--- Data extracts ---

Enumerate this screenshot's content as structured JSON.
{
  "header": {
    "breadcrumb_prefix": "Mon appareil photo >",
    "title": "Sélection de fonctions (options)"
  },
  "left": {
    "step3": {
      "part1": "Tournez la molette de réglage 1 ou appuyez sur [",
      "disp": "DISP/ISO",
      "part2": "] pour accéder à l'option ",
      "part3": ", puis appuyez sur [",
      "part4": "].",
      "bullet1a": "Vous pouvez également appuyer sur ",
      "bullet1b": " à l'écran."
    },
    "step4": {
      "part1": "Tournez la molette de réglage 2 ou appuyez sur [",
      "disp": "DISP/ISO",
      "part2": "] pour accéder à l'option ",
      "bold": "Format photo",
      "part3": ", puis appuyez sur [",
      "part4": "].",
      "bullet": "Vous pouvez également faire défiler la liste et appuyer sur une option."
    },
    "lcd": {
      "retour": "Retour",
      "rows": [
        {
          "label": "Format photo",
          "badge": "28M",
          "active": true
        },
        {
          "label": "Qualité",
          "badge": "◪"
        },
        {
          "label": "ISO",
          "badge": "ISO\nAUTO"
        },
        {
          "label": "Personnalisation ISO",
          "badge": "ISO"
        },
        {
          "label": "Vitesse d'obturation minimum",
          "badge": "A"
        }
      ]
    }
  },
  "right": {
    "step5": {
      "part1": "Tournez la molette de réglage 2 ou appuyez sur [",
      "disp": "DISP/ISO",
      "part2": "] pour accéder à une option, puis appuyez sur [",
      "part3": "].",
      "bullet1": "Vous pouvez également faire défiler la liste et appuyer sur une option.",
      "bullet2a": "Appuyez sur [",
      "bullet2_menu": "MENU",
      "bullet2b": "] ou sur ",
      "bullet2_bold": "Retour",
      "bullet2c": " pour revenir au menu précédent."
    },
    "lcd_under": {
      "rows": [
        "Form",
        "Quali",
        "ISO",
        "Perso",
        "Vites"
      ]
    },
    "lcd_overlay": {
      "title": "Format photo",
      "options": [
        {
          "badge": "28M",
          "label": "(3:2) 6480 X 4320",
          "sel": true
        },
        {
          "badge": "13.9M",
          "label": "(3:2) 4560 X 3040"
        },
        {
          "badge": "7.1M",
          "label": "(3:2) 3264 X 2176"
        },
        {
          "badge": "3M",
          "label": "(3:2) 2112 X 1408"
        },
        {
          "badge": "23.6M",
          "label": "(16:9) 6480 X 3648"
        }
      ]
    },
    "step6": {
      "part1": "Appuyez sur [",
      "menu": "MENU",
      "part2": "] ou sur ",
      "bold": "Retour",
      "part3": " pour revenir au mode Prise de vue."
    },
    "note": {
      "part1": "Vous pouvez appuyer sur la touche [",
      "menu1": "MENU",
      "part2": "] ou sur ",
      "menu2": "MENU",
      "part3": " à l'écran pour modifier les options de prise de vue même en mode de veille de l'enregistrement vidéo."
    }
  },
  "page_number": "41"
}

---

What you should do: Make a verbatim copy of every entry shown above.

Task response:
Enumerate this screenshot's content as structured JSON.
{
  "header": {
    "breadcrumb_prefix": "Mon appareil photo >",
    "title": "Sélection de fonctions (options)"
  },
  "left": {
    "step3": {
      "part1": "Tournez la molette de réglage 1 ou appuyez sur [",
      "disp": "DISP/ISO",
      "part2": "] pour accéder à l'option ",
      "part3": ", puis appuyez sur [",
      "part4": "].",
      "bullet1a": "Vous pouvez également appuyer sur ",
      "bullet1b": " à l'écran."
    },
    "step4": {
      "part1": "Tournez la molette de réglage 2 ou appuyez sur [",
      "disp": "DISP/ISO",
      "part2": "] pour accéder à l'option ",
      "bold": "Format photo",
      "part3": ", puis appuyez sur [",
      "part4": "].",
      "bullet": "Vous pouvez également faire défiler la liste et appuyer sur une option."
    },
    "lcd": {
      "retour": "Retour",
      "rows": [
        {
          "label": "Format photo",
          "badge": "28M",
          "active": true
        },
        {
          "label": "Qualité",
          "badge": "◪"
        },
        {
          "label": "ISO",
          "badge": "ISO\nAUTO"
        },
        {
          "label": "Personnalisation ISO",
          "badge": "ISO"
        },
        {
          "label": "Vitesse d'obturation minimum",
          "badge": "A"
        }
      ]
    }
  },
  "right": {
    "step5": {
      "part1": "Tournez la molette de réglage 2 ou appuyez sur [",
      "disp": "DISP/ISO",
      "part2": "] pour accéder à une option, puis appuyez sur [",
      "part3": "].",
      "bullet1": "Vous pouvez également faire défiler la liste et appuyer sur une option.",
      "bullet2a": "Appuyez sur [",
      "bullet2_menu": "MENU",
      "bullet2b": "] ou sur ",
      "bullet2_bold": "Retour",
      "bullet2c": " pour revenir au menu précédent."
    },
    "lcd_under": {
      "rows": [
        "Form",
        "Quali",
        "ISO",
        "Perso",
        "Vites"
      ]
    },
    "lcd_overlay": {
      "title": "Format photo",
      "options": [
        {
          "badge": "28M",
          "label": "(3:2) 6480 X 4320",
          "sel": true
        },
        {
          "badge": "13.9M",
          "label": "(3:2) 4560 X 3040"
        },
        {
          "badge": "7.1M",
          "label": "(3:2) 3264 X 2176"
        },
        {
          "badge": "3M",
          "label": "(3:2) 2112 X 1408"
        },
        {
          "badge": "23.6M",
          "label": "(16:9) 6480 X 3648"
        }
      ]
    },
    "step6": {
      "part1": "Appuyez sur [",
      "menu": "MENU",
      "part2": "] ou sur ",
      "bold": "Retour",
      "part3": " pour revenir au mode Prise de vue."
    },
    "note": {
      "part1": "Vous pouvez appuyer sur la touche [",
      "menu1": "MENU",
      "part2": "] ou sur ",
      "menu2": "MENU",
      "part3": " à l'écran pour modifier les options de prise de vue même en mode de veille de l'enregistrement vidéo."
    }
  },
  "page_number": "41"
}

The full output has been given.